Eva Aagaard, MD, FACP is Professor of Medicine and Senior Associate Dean for Education at Washington University School of Medicine. In these roles, she oversees medical education across the continuum including undergraduate (UME), graduate (GME) and continuing medical education. At University of Colorado School of Medicine, she developed and served as Founding Director of their internationally recognized Academy of Medical Educators. Nationally she led development of the Society of General Internal Medicine TEACH Program. Internationally she developed the Health Education Advanced Leadership Program in Zimbabwe (HEALZ). Dr. Aagaard is a member of the American Board of Internal Medicine Specialty Board, Council Member for the Society of General Internal Medicine, and past co-chair of the National Board of Medical Examiners Ambulatory Care Test Development Committee and several item review committees. She served as a core member of the Milestones in Internal Medicine Committee. Her areas of interest include curriculum reform, competency-based education and assessment and teaching across the continuum of health professions education from UME through practicing provider. She has won more than 15 awards for clinical excellence, teaching, and humanism in medicine, including the University of Colorado’s President’s Teaching Award, the Society of General Internal Medicine Mid-Career Mentoring Award, and the Elizabeth Gee Award for the Advancement of Women at the University of Colorado.

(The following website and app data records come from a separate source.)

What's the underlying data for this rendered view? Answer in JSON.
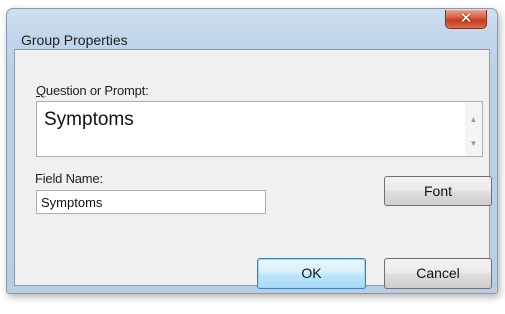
{
  "dialog": {
    "title": "Group Properties",
    "close_icon": "close-icon"
  },
  "prompt": {
    "label_underlined": "Q",
    "label_rest": "uestion or Prompt:",
    "value": "Symptoms",
    "scroll_up_icon": "scroll-up-arrow-icon",
    "scroll_down_icon": "scroll-down-arrow-icon"
  },
  "field": {
    "label": "Field Name:",
    "value": "Symptoms"
  },
  "buttons": {
    "font_label": "Font",
    "ok_label": "OK",
    "cancel_label": "Cancel"
  },
  "colors": {
    "frame": "#c2d5ea",
    "close_button": "#c43b22",
    "default_button_border": "#3c7fb1"
  }
}
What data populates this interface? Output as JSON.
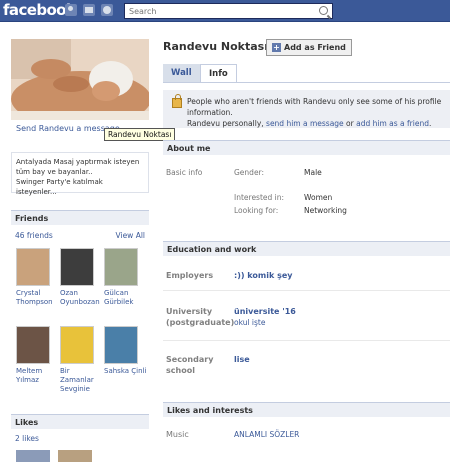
{
  "topbar": {
    "logo": "facebook",
    "search_placeholder": "Search"
  },
  "profile": {
    "name": "Randevu Noktası",
    "add_friend_label": "Add as Friend",
    "send_message_label": "Send Randevu a message",
    "tooltip": "Randevu Noktası",
    "bio_lines": [
      "Antalyada Masaj yaptırmak isteyen",
      "tüm bay ve bayanlar..",
      "Swinger Party'e katılmak isteyenler..."
    ]
  },
  "tabs": [
    {
      "label": "Wall",
      "active": false
    },
    {
      "label": "Info",
      "active": true
    }
  ],
  "notice": {
    "line1": "People who aren't friends with Randevu only see some of his profile information.",
    "line2_pre": "Randevu personally, ",
    "line2_link1": "send him a message",
    "line2_mid": " or ",
    "line2_link2": "add him as a friend",
    "line2_post": "."
  },
  "friends": {
    "header": "Friends",
    "count_label": "46 friends",
    "view_all": "View All",
    "items": [
      {
        "name_l1": "Crystal",
        "name_l2": "Thompson",
        "color": "#c9a27c"
      },
      {
        "name_l1": "Ozan",
        "name_l2": "Oyunbozan",
        "color": "#3d3d3d"
      },
      {
        "name_l1": "Gülcan",
        "name_l2": "Gürbilek",
        "color": "#9aa58a"
      },
      {
        "name_l1": "Meltem",
        "name_l2": "Yılmaz",
        "color": "#6c5446"
      },
      {
        "name_l1": "Bir",
        "name_l2": "Zamanlar",
        "name_l3": "Sevginie",
        "color": "#e8c23a"
      },
      {
        "name_l1": "Sahska Çinli",
        "name_l2": "",
        "color": "#4a7fa8"
      }
    ]
  },
  "likes": {
    "header": "Likes",
    "count_label": "2 likes"
  },
  "about": {
    "header": "About me",
    "basic_info_label": "Basic info",
    "gender_label": "Gender:",
    "gender_value": "Male",
    "interested_label": "Interested in:",
    "interested_value": "Women",
    "looking_label": "Looking for:",
    "looking_value": "Networking"
  },
  "education": {
    "header": "Education and work",
    "employers_label": "Employers",
    "employers_value": ":)) komik şey",
    "university_label_l1": "University",
    "university_label_l2": "(postgraduate)",
    "university_value": "üniversite '16",
    "university_sub": "okul işte",
    "secondary_label_l1": "Secondary",
    "secondary_label_l2": "school",
    "secondary_value": "lise"
  },
  "likes_interests": {
    "header": "Likes and interests",
    "music_label": "Music",
    "music_value": "ANLAMLI SÖZLER"
  },
  "colors": {
    "brand": "#3b5998",
    "section_bg": "#eceff5",
    "notice_bg": "#edeff4"
  }
}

Speaker David Lambert, MD Senior Associate Dean for Medical Education University of Rochester Medical Center
Dr. David R. Lambert is Professor of Medicine and Senior Associate Dean for Medical School Education at the University of Rochester School of Medicine and Dentistry. He is a graduate of the University of Vermont and Dartmouth Medical School. A general internist, he completed his residency at the New England Deaconess Hospital in Boston where he received the Dr. Elmer Hinon prize for outstanding physician-patient relationships. Dr. Lambert is the recipient of several medical student teaching awards and a teaching fellowship.

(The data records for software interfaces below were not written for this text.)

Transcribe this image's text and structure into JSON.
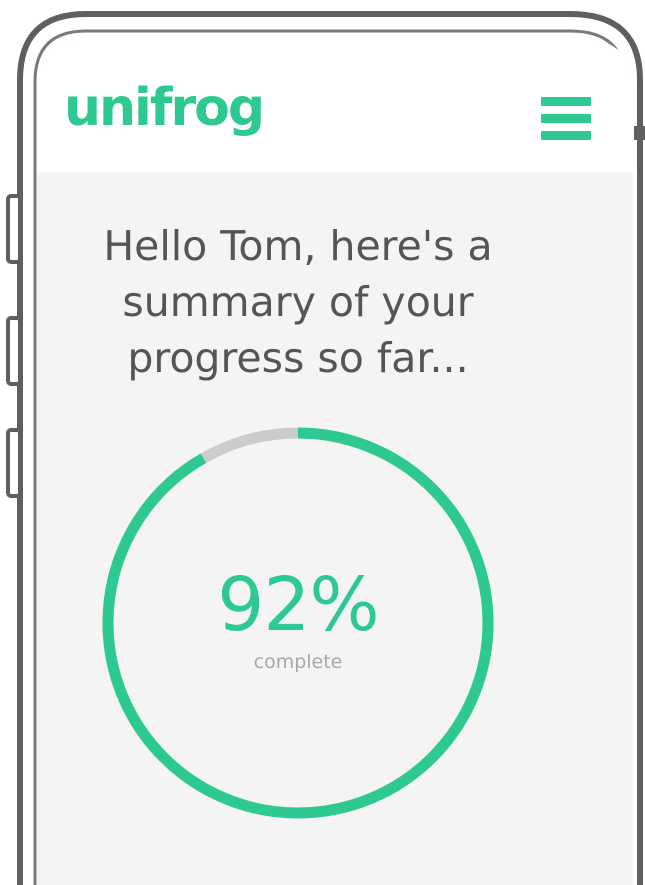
{
  "app": {
    "logo_text": "unifrog",
    "menu_icon": "hamburger-menu-icon"
  },
  "greeting": {
    "line1": "Hello Tom, here's a",
    "line2": "summary of your",
    "line3": "progress so far..."
  },
  "progress": {
    "value": 92,
    "label": "92%",
    "caption": "complete"
  },
  "colors": {
    "brand": "#2ec990",
    "track": "#cccccc",
    "background": "#f4f4f4",
    "frame": "#555555"
  }
}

Dr. Lambert oversaw a curriculum renovation in Rochester leading to the Double Helix Curriculum—Translations and Transitions which incorporates Health Systems Science while facilitating student professional development formation as they transition through medical school. The medical school program has created diverse elective pathways and expanded opportunities for student research and community outreach. Contributing to several National Board of Medical Examiners question writing and item review committees, Dr. Lambert served on the Liaison Committee for Medical Education, he chaired the policy subcommittee and served as committee chair during 2019-2020. A member of the GEA, he is currently on the MSPE Effective Practices working group and was on the AAMC group that created the Telehealth Competencies.

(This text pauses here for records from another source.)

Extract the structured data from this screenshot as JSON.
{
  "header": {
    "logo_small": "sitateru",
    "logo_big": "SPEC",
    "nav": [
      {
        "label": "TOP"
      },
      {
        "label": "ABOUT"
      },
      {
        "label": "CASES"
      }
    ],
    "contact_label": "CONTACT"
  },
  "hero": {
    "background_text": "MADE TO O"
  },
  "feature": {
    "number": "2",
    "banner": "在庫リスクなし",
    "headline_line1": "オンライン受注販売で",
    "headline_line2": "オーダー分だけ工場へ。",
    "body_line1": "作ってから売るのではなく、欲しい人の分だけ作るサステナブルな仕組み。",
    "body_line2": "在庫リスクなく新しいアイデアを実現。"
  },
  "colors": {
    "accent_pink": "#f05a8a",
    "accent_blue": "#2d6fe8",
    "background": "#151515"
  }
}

Speaker Todd Cassese, MD Associate Dean for Medical Education Albert Einstein College of Medicine Dr. Todd Cassese received his medical degree, graduating AOA with Honors, from the University of Chicago, where he continued his post-graduate training as a resident and chief resident. Dr. Cassese was an Assistant Professor at Yale University where he maintained a role as an academic hospitalist at Yale-New Haven Hospital until June 2018. He was recruited to the Frank H. Netter MD School of Medicine at Quinnipiac University in 2011 as Director of its doctoring course. Dr. Cassese will serve as the inaugural Assistant Dean for Clinical Sciences Education to develop programs that assure consistency across our clinical sites, enhance the incorporation of science across the clerkships, lead faculty development on educational topics, create transitions from pre-clerkship to clinical experiences for students, and foster collaboration for innovations. His education and faculty development skill sets will also be leveraged specifically for enhancing the quality of such activities within the Department of Medicine. Additionally, he will serve as a Teaching Attending Hospitalist at Montefiore